* Work to complete *
Find the word "Zone" in the listing below. Copy every line that has it.

* Exercise materials *
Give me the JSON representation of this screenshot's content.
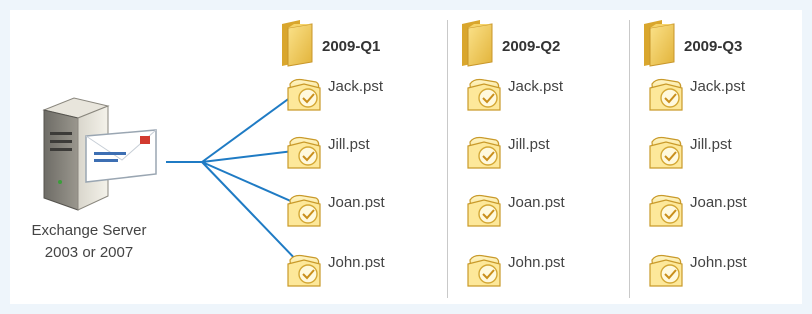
{
  "server": {
    "icon": "exchange-server-icon",
    "label_line1": "Exchange Server",
    "label_line2": "2003 or 2007"
  },
  "colors": {
    "arrow": "#1f7bc4",
    "folder": "#f2c94c",
    "divider": "#c9c9c9"
  },
  "columns": [
    {
      "title": "2009-Q1",
      "files": [
        "Jack.pst",
        "Jill.pst",
        "Joan.pst",
        "John.pst"
      ]
    },
    {
      "title": "2009-Q2",
      "files": [
        "Jack.pst",
        "Jill.pst",
        "Joan.pst",
        "John.pst"
      ]
    },
    {
      "title": "2009-Q3",
      "files": [
        "Jack.pst",
        "Jill.pst",
        "Joan.pst",
        "John.pst"
      ]
    }
  ]
}
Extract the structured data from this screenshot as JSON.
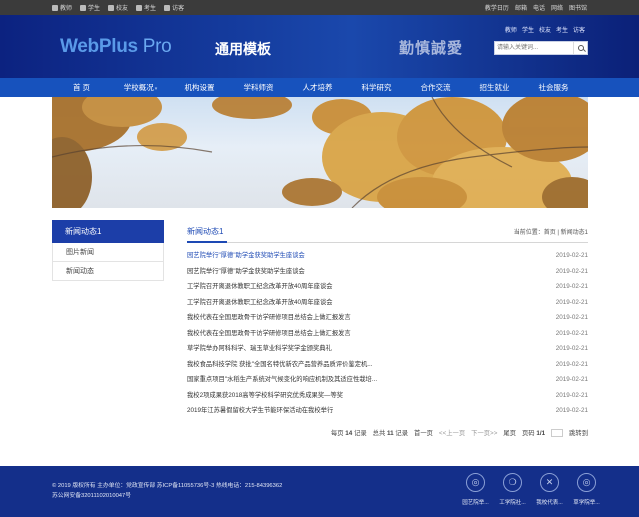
{
  "topbar": {
    "left": [
      {
        "label": "教师",
        "icon": "teacher-icon"
      },
      {
        "label": "学生",
        "icon": "student-icon"
      },
      {
        "label": "校友",
        "icon": "alumni-icon"
      },
      {
        "label": "考生",
        "icon": "examinee-icon"
      },
      {
        "label": "访客",
        "icon": "visitor-icon"
      }
    ],
    "right": [
      "教学日历",
      "邮箱",
      "电话",
      "网络",
      "图书馆"
    ]
  },
  "header": {
    "quick_links": [
      "教师",
      "学生",
      "校友",
      "考生",
      "访客"
    ],
    "logo_main": "WebPlus",
    "logo_pro": " Pro",
    "subtitle": "通用模板",
    "motto": "勤慎誠愛",
    "search_placeholder": "请输入关键词..."
  },
  "nav": [
    {
      "label": "首 页",
      "dropdown": false
    },
    {
      "label": "学校概况",
      "dropdown": true
    },
    {
      "label": "机构设置",
      "dropdown": false
    },
    {
      "label": "学科师资",
      "dropdown": false
    },
    {
      "label": "人才培养",
      "dropdown": false
    },
    {
      "label": "科学研究",
      "dropdown": false
    },
    {
      "label": "合作交流",
      "dropdown": false
    },
    {
      "label": "招生就业",
      "dropdown": false
    },
    {
      "label": "社会服务",
      "dropdown": false
    }
  ],
  "sidebar": {
    "title": "新闻动态1",
    "items": [
      "图片新闻",
      "新闻动态"
    ]
  },
  "main": {
    "title": "新闻动态1",
    "breadcrumb": "当前位置：首页 | 新闻动态1",
    "news": [
      {
        "title": "园艺院举行\"厚德\"助学金获奖助学生座谈会",
        "date": "2019-02-21"
      },
      {
        "title": "园艺院举行\"厚德\"助学金获奖助学生座谈会",
        "date": "2019-02-21"
      },
      {
        "title": "工学院召开离退休教职工纪念改革开放40周年座谈会",
        "date": "2019-02-21"
      },
      {
        "title": "工学院召开离退休教职工纪念改革开放40周年座谈会",
        "date": "2019-02-21"
      },
      {
        "title": "我校代表在全国思政骨干访学研修项目总结会上做汇报发言",
        "date": "2019-02-21"
      },
      {
        "title": "我校代表在全国思政骨干访学研修项目总结会上做汇报发言",
        "date": "2019-02-21"
      },
      {
        "title": "草学院举办阿科科学、瑞玉草业科学奖学金颁奖典礼",
        "date": "2019-02-21"
      },
      {
        "title": "我校食品科技学院 获批\"全国名特优新农产品营养品质评价鉴定机...",
        "date": "2019-02-21"
      },
      {
        "title": "国家重点项目\"水稻生产系统对气候变化的响应机制及其适应性栽培...",
        "date": "2019-02-21"
      },
      {
        "title": "我校2项成果获2018高等学校科学研究优秀成果奖—等奖",
        "date": "2019-02-21"
      },
      {
        "title": "2019年江苏暑假留校大学生节能环保活动在我校举行",
        "date": "2019-02-21"
      }
    ],
    "pager": {
      "per_page_label": "每页",
      "per_page": "14",
      "records_label": "记录",
      "total_label": "总共",
      "total": "11",
      "first": "首一页",
      "prev": "<<上一页",
      "next": "下一页>>",
      "last": "尾页",
      "page_label": "页码",
      "page": "1/1",
      "goto": "跳转到"
    }
  },
  "footer": {
    "line1": "© 2019 版权所有  主办单位：党政宣传部  苏ICP备11055736号-3  热线电话：215-84396362",
    "line2": "苏公网安备32011102010047号",
    "icons": [
      {
        "label": "园艺院举...",
        "icon": "weibo-icon",
        "glyph": "◎"
      },
      {
        "label": "工学院社...",
        "icon": "wechat-icon",
        "glyph": "❍"
      },
      {
        "label": "我校代表...",
        "icon": "tools-icon",
        "glyph": "✕"
      },
      {
        "label": "草学院举...",
        "icon": "weibo-icon",
        "glyph": "◎"
      }
    ]
  }
}
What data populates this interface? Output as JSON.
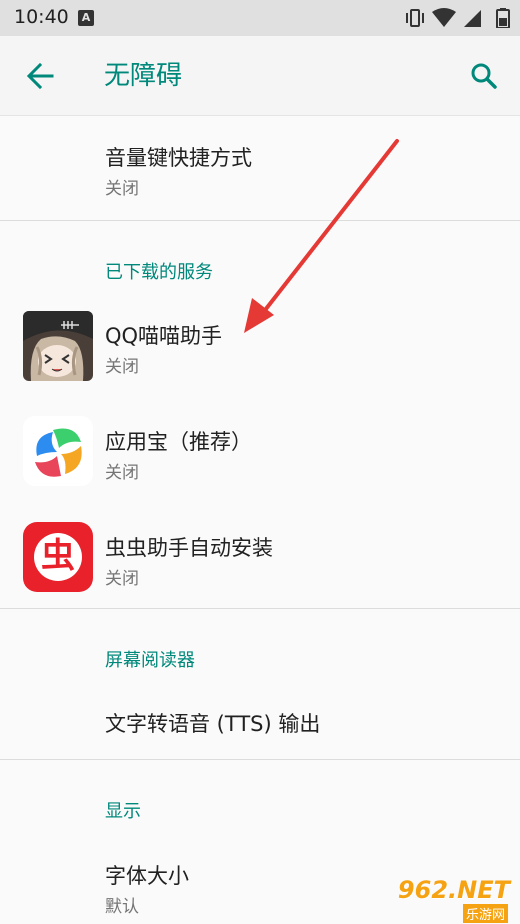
{
  "status_bar": {
    "time": "10:40",
    "a_icon": "A"
  },
  "toolbar": {
    "title": "无障碍"
  },
  "items": {
    "volume_shortcut": {
      "title": "音量键快捷方式",
      "sub": "关闭"
    },
    "qq": {
      "title": "QQ喵喵助手",
      "sub": "关闭"
    },
    "yyb": {
      "title": "应用宝（推荐）",
      "sub": "关闭"
    },
    "chong": {
      "title": "虫虫助手自动安装",
      "sub": "关闭"
    },
    "tts": {
      "title": "文字转语音 (TTS) 输出"
    },
    "font_size": {
      "title": "字体大小",
      "sub": "默认"
    }
  },
  "sections": {
    "downloaded": "已下载的服务",
    "screen_reader": "屏幕阅读器",
    "display": "显示"
  },
  "chong_glyph": "虫",
  "watermark": {
    "main": "962.NET",
    "sub": "乐游网"
  },
  "colors": {
    "accent": "#00897b",
    "arrow": "#e53935",
    "chong_red": "#e8212b"
  }
}
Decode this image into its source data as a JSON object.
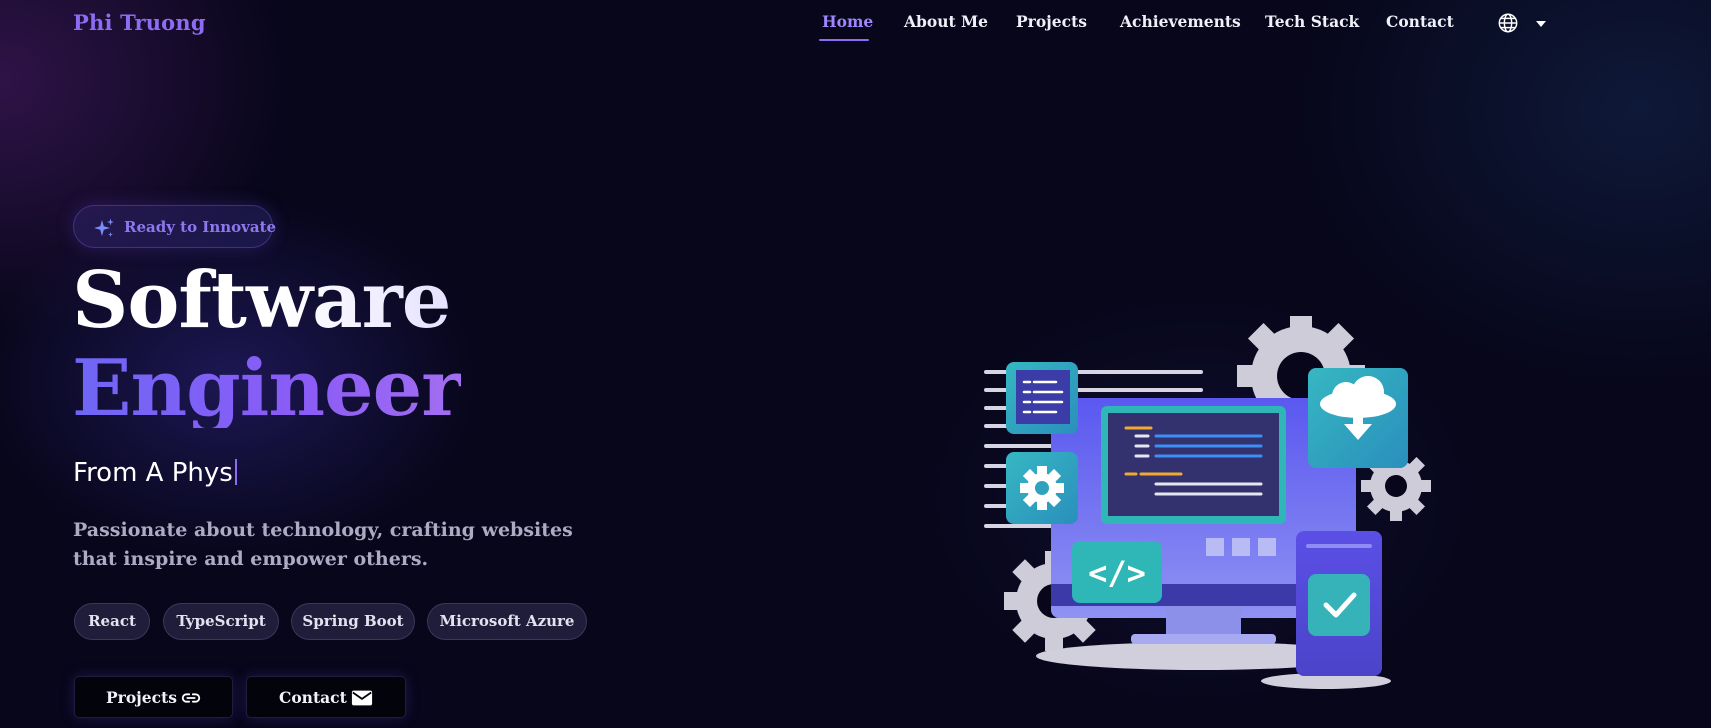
{
  "brand": "Phi Truong",
  "nav": {
    "items": [
      {
        "label": "Home",
        "active": true
      },
      {
        "label": "About Me"
      },
      {
        "label": "Projects"
      },
      {
        "label": "Achievements"
      },
      {
        "label": "Tech Stack"
      },
      {
        "label": "Contact"
      }
    ],
    "language_icon": "globe-icon"
  },
  "hero": {
    "badge": "Ready to Innovate",
    "title_line1": "Software",
    "title_line2": "Engineer",
    "typing_text": "From A Phys",
    "description": "Passionate about technology, crafting websites that inspire and empower others.",
    "tags": [
      "React",
      "TypeScript",
      "Spring Boot",
      "Microsoft Azure"
    ],
    "buttons": {
      "projects": "Projects",
      "contact": "Contact"
    }
  },
  "colors": {
    "background": "#07061a",
    "accent": "#8b6cf2",
    "gradient_start": "#6f66f5",
    "gradient_end": "#a36ef0"
  }
}
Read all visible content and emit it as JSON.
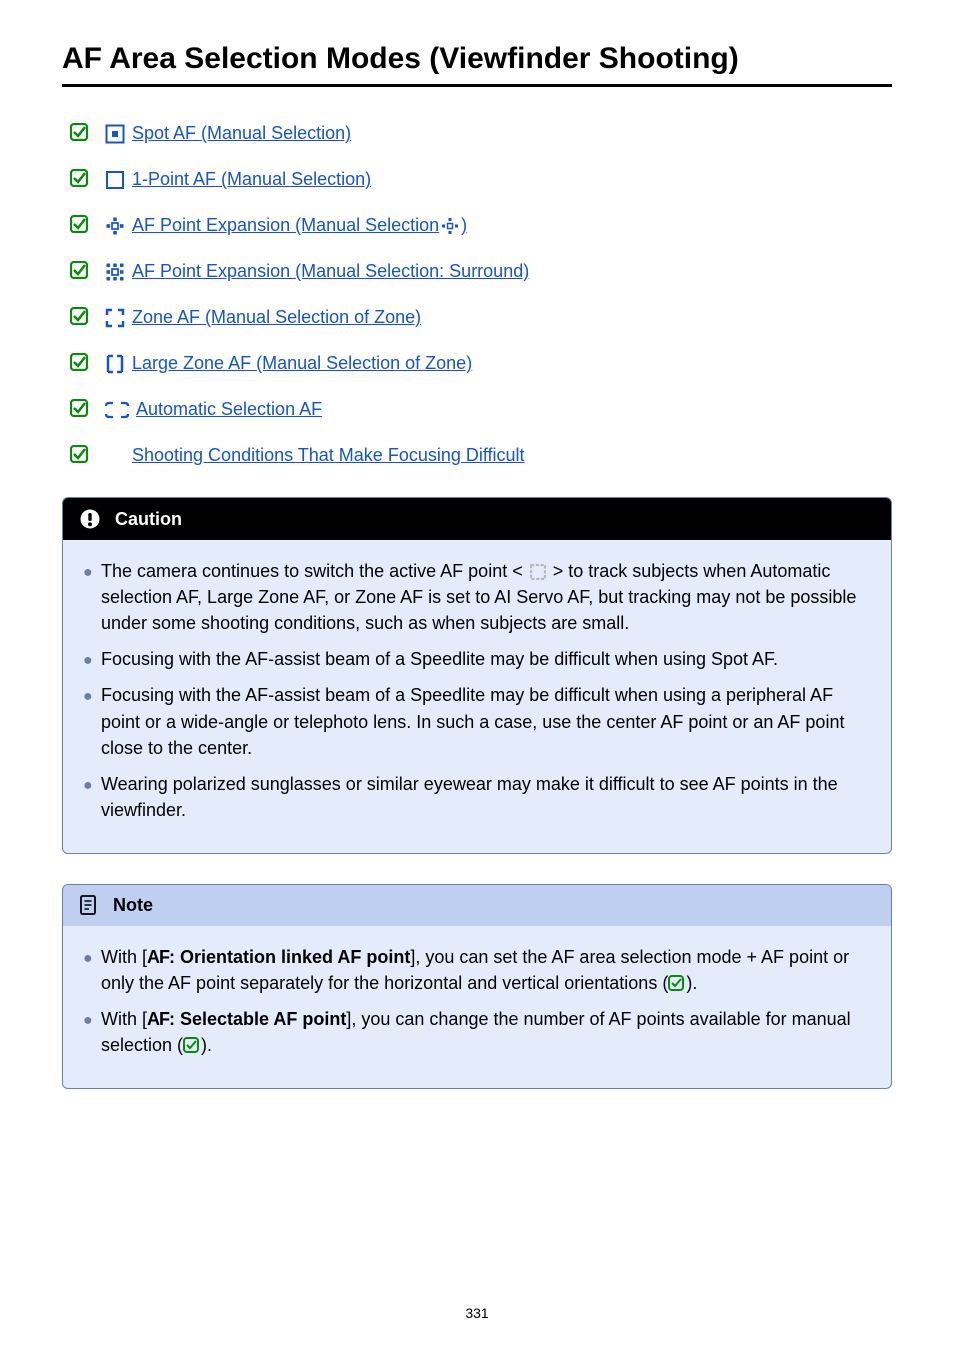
{
  "title": "AF Area Selection Modes (Viewfinder Shooting)",
  "links": [
    {
      "label": " Spot AF (Manual Selection)"
    },
    {
      "label": " 1-Point AF (Manual Selection)"
    },
    {
      "label": " AF Point Expansion (Manual Selection ",
      "trailing_label": ")"
    },
    {
      "label": " AF Point Expansion (Manual Selection: Surround)"
    },
    {
      "label": " Zone AF (Manual Selection of Zone)"
    },
    {
      "label": " Large Zone AF (Manual Selection of Zone)"
    },
    {
      "label": " Automatic Selection AF"
    },
    {
      "label": "Shooting Conditions That Make Focusing Difficult"
    }
  ],
  "caution": {
    "title": "Caution",
    "bullets": [
      {
        "pre": "The camera continues to switch the active AF point < ",
        "post": " > to track subjects when Automatic selection AF, Large Zone AF, or Zone AF is set to AI Servo AF, but tracking may not be possible under some shooting conditions, such as when subjects are small."
      },
      {
        "text": "Focusing with the AF-assist beam of a Speedlite may be difficult when using Spot AF."
      },
      {
        "text": "Focusing with the AF-assist beam of a Speedlite may be difficult when using a peripheral AF point or a wide-angle or telephoto lens. In such a case, use the center AF point or an AF point close to the center."
      },
      {
        "text": "Wearing polarized sunglasses or similar eyewear may make it difficult to see AF points in the viewfinder."
      }
    ]
  },
  "note": {
    "title": "Note",
    "bullets": [
      {
        "pre": "With [",
        "mid": ": Orientation linked AF point",
        "post1": "], you can set the AF area selection mode + AF point or only the AF point separately for the horizontal and vertical orientations (",
        "post2": ")."
      },
      {
        "pre": "With [",
        "mid": ": Selectable AF point",
        "post1": "], you can change the number of AF points available for manual selection (",
        "post2": ")."
      }
    ]
  },
  "page_number": "331"
}
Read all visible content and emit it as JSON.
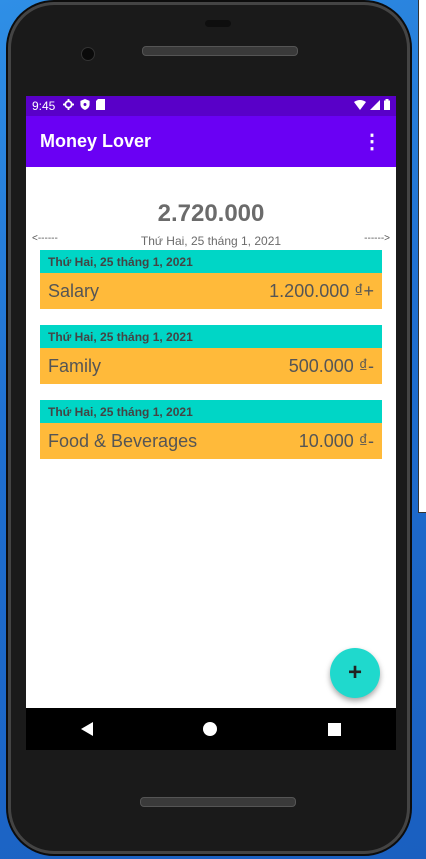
{
  "statusbar": {
    "time": "9:45"
  },
  "appbar": {
    "title": "Money Lover",
    "menu_icon": "⋮"
  },
  "summary": {
    "total": "2.720.000",
    "date": "Thứ Hai, 25 tháng 1, 2021",
    "prev_arrow": "<------",
    "next_arrow": "------>"
  },
  "transactions": [
    {
      "date": "Thứ Hai, 25 tháng 1, 2021",
      "category": "Salary",
      "amount": "1.200.000 ₫+"
    },
    {
      "date": "Thứ Hai, 25 tháng 1, 2021",
      "category": "Family",
      "amount": "500.000 ₫-"
    },
    {
      "date": "Thứ Hai, 25 tháng 1, 2021",
      "category": "Food & Beverages",
      "amount": "10.000 ₫-"
    }
  ],
  "fab": {
    "label": "+"
  },
  "colors": {
    "appbar": "#6a00f4",
    "statusbar": "#5900c8",
    "date_header": "#00d6c6",
    "item_body": "#ffba3a",
    "fab": "#1fd9cd"
  }
}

* Task result *
      "label": " Zone AF (Manual Selection of Zone)"
      "label": " Large Zone AF (Manual Selection of Zone)"
        "post": " > to track subjects when Automatic selection AF, Large Zone AF, or Zone AF is set to AI Servo AF, but tracking may not be possible under some shooting conditions, such as when subjects are small."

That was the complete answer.